Saturday, January 24, 2009
“Lycans” Does Vampires vs. Werewolves Justice
When Kate Beckinsale decided to hang up her skin tight costume and faux vampire teeth, the studio had but one logical choice for a third film in the “Underworld” series: A prequel. Whether a prequel to the centuries-old feud between vampires and werewolves is what fans wanted or if it was even necessary is beyond argument at this point.
“Underworld: Rise of the Lycans” is an origins story that focuses on how former slave to a legion of vampires, Lucian (Michael Sheen), becomes leader of a powerful race of werewolves in an uprising against vampire leader Viktor (Bill Nighy). The film details how the long running war between the two groups in the first “Underworld” film came to be.
With the departure of Beckinsale also came the departure of her husband and director of the first two films in the series, Len Wiseman. Promoted to his spot is Patrick Tatopoulos, a man who knows monsters. Tatopoulos worked as creature designer on the two previous “Underworld” films as well as in other recent genre films such as “I Am Legend” and “Silent Hill”. “Lycans” is Tatopoulos’ feature length debut and it is a commendable effort.
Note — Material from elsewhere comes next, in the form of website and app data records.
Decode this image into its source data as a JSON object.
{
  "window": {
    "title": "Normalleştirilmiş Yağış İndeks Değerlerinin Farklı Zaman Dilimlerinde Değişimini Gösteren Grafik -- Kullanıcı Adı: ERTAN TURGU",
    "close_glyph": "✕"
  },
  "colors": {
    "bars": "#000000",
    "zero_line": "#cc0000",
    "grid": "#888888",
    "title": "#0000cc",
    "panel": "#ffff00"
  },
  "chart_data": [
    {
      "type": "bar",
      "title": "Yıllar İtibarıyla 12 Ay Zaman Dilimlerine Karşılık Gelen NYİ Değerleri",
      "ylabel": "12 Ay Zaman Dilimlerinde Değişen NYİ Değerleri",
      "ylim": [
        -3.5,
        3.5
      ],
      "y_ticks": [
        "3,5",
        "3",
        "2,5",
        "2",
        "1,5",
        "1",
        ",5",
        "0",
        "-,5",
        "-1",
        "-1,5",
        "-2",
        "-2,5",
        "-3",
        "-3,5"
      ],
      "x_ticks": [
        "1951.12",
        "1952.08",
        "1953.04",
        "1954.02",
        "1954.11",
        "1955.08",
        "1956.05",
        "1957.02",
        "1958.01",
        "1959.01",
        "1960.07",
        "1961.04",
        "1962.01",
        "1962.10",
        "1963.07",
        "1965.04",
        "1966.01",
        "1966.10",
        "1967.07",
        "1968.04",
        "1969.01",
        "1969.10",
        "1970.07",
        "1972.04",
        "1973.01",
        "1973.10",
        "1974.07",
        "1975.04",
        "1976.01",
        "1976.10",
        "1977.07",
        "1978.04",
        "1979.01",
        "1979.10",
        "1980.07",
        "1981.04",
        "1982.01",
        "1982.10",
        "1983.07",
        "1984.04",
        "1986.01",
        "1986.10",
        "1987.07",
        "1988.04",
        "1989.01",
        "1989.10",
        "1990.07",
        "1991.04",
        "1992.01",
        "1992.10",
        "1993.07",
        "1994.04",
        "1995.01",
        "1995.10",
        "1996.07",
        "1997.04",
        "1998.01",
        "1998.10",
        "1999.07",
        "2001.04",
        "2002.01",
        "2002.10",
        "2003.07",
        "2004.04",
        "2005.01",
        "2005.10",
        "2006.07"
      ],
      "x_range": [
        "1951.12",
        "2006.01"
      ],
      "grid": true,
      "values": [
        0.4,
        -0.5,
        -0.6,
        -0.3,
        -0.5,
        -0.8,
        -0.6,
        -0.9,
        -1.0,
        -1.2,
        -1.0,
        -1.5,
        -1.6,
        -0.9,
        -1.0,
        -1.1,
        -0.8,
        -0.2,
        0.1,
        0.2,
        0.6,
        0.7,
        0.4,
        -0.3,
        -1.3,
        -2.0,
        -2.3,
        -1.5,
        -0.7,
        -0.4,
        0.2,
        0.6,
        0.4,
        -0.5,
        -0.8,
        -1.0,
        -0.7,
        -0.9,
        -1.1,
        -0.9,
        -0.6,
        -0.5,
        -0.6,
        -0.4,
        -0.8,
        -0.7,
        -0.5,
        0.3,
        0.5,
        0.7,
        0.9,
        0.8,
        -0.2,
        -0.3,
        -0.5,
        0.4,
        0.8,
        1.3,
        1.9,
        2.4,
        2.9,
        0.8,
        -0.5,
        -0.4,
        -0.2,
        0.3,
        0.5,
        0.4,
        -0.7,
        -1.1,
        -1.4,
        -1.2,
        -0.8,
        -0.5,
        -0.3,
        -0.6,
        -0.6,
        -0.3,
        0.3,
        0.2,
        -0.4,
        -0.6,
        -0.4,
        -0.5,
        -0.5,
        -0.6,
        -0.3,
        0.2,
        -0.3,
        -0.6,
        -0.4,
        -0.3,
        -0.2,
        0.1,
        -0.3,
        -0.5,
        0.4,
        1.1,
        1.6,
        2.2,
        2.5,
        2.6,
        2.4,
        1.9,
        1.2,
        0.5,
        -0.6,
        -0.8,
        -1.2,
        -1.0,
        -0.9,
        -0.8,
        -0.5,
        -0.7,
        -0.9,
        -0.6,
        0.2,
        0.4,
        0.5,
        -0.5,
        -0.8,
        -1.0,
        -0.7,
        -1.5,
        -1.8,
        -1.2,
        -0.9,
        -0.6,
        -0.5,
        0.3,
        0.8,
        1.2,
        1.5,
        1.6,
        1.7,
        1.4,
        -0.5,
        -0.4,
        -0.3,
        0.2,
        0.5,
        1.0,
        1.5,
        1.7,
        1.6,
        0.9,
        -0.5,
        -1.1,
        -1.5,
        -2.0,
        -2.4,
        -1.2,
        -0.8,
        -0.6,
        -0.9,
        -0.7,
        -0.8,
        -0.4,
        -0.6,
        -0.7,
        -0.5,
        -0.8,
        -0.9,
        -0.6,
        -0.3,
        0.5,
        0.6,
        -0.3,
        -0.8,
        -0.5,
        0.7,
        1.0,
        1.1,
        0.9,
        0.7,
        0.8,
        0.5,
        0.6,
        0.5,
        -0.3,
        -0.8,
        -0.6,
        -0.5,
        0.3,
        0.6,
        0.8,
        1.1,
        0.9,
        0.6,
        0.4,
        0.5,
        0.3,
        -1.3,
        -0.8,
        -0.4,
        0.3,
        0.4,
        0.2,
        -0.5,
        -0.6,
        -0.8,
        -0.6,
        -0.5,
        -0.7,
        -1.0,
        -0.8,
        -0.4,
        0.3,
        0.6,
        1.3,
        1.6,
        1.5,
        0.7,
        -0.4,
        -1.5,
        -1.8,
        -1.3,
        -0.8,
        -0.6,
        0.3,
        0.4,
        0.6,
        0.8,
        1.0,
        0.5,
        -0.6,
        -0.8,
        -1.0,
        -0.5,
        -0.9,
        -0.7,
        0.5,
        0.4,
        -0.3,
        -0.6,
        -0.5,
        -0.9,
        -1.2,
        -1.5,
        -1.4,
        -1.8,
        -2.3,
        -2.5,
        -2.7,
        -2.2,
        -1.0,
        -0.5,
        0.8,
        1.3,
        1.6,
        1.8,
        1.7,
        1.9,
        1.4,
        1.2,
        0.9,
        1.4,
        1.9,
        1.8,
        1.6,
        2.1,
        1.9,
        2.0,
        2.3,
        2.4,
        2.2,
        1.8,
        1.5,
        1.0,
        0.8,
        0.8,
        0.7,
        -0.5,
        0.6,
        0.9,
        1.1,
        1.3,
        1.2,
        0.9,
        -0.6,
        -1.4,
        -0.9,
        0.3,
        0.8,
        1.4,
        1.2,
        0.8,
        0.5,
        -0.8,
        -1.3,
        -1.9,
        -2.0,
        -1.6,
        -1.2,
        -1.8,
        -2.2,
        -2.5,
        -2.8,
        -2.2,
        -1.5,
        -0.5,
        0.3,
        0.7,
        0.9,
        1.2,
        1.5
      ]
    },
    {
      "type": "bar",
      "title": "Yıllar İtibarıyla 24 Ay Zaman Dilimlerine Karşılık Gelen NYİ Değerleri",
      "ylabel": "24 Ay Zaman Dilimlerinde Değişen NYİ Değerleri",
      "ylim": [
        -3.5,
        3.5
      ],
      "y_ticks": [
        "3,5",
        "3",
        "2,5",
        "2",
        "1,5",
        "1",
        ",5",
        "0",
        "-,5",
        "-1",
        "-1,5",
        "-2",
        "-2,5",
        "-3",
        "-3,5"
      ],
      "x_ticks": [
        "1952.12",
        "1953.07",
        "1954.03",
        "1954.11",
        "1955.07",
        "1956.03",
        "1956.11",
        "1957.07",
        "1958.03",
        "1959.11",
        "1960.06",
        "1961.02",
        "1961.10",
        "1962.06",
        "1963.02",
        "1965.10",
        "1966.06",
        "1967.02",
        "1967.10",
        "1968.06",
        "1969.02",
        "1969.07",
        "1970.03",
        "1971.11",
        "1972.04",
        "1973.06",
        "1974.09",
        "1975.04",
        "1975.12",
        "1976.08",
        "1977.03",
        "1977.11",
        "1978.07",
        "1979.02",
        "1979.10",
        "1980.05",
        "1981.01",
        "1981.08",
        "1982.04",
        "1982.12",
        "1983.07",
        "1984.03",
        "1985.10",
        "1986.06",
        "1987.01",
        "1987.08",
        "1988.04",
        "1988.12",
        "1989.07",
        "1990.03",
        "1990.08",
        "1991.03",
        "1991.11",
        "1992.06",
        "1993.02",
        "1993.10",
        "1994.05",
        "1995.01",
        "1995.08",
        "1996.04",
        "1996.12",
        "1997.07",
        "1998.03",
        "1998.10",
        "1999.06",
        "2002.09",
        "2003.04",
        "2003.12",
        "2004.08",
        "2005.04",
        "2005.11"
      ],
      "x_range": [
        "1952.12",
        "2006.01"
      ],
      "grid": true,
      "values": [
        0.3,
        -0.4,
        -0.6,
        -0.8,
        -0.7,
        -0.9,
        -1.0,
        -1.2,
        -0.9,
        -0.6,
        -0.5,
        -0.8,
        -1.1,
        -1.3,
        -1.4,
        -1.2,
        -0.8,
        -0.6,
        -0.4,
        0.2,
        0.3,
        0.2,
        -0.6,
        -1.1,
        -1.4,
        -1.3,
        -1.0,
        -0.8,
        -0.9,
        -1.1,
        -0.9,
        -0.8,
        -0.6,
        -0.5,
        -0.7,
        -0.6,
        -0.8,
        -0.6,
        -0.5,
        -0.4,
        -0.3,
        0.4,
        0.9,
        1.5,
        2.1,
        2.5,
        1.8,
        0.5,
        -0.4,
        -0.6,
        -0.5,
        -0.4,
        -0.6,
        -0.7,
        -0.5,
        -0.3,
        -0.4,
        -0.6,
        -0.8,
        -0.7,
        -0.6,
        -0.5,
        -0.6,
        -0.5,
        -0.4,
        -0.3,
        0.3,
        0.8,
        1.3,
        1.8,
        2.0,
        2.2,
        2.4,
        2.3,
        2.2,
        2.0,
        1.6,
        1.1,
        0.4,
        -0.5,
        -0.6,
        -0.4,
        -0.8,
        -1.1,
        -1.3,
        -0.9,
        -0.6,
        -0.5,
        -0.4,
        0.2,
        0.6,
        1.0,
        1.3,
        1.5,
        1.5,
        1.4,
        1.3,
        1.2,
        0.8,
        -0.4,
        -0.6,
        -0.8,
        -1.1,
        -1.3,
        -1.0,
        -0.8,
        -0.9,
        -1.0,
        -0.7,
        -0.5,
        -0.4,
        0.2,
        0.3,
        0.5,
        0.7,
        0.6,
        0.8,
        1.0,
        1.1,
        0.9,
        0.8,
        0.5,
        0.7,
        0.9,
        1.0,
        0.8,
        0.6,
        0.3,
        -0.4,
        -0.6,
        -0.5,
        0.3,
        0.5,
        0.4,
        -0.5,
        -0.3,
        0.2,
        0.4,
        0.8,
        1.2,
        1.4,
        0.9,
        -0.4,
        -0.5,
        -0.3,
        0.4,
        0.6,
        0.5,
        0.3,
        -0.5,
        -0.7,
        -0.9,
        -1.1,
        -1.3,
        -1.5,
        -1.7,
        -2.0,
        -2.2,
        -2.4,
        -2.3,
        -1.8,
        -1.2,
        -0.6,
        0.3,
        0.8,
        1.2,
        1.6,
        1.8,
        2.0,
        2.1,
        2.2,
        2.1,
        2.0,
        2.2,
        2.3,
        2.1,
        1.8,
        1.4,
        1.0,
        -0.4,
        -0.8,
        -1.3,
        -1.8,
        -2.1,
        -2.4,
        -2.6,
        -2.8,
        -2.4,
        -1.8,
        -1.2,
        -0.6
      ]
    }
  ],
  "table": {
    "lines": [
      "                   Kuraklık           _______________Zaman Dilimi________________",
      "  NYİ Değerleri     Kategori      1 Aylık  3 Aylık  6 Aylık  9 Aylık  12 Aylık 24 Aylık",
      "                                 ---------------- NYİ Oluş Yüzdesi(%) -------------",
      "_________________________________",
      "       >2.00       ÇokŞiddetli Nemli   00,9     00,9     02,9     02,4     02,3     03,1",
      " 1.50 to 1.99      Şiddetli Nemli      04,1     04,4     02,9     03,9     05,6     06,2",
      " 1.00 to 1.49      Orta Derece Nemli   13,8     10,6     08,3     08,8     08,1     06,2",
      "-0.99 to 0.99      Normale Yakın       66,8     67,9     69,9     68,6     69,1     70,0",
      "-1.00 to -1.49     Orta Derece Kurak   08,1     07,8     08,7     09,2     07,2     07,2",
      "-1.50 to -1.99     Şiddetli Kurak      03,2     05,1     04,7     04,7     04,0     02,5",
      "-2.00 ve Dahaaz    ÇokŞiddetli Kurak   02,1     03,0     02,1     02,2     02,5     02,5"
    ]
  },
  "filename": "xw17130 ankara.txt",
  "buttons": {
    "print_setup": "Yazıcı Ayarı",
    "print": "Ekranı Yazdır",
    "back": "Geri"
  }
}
Although both the lead actress and director are gone, not much else has changed. Given expanded and elevated roles are Bill Nighy and Michael Sheen. Sheen, fresh off his terrific performance in the Oscar nominated film “Frost/Nixon”, returns as Lucian, would be leader of the Lycans. Rather than going head on with Richard Nixon, Sheen’s character faces off with the equally sinister Viktor, king of the vampires. Both actors hold their own and do a lot for the film emotionally when it needs it the most.
Stylistically “Lycans” matches the feel of the first two films. The sets are lavishly gothic and the tone is dark. Where the film takes a drop is in the special effects department. From time to time a few of the deaths look poorly done and sloppy. A little more attention could have been given. The action sequences are filmed using the ever-popular and increasingly annoying hyper-edit technique. “Lycans” is not even close to being the number one offender of using this new Achilles’ heel of action films but it is still present. That said, the action scenes are, more often than not, impressive and entertaining.
There is nothing exactly wrong with the plot of “Lycans” but it did feel a bit conventional. It draws slightly from the realm of Shakespeare with a kind of forbidden relationship between two members of different families. These families just happen to be vampires and werewolves. What the film does do well is let the viewer see both sides of the story. This should lead to new experiences when watching both the first and second films again.
Being vampires and werewolves, the film has the feel of a big budget B-movie, complete with the campy visuals and dialogue. This, of course, isn’t a bad thing if appreciative of this style of filmmaking. Heading into the film expecting a mindless battle between vampires and werewolves will result in the best experience. Expect anything else and it’ll be a sorely disappointing time.
“Lycans” is a far from perfect adventure into the “Underworld” universe. Regardless, the film is an entertaining experience. It does a good job of setting up the first film meaning fans of the series should be pleased. Most of the acting is far better than it should be for a film of this type. Sheen and Nighy, along with new leading lady Rhona Mitra and Kevin Grevioux’s return as Raze, elevate the film’s rather typical story and get its juices flowing.
After spending so much time sifting through this season’s Oscar nominated films, it was nice to shut off the old brain for a bit. “Underworld: Rise of the Lycans” is a lot better than we’re typically treated to in month of January. Monster fans, be pleased.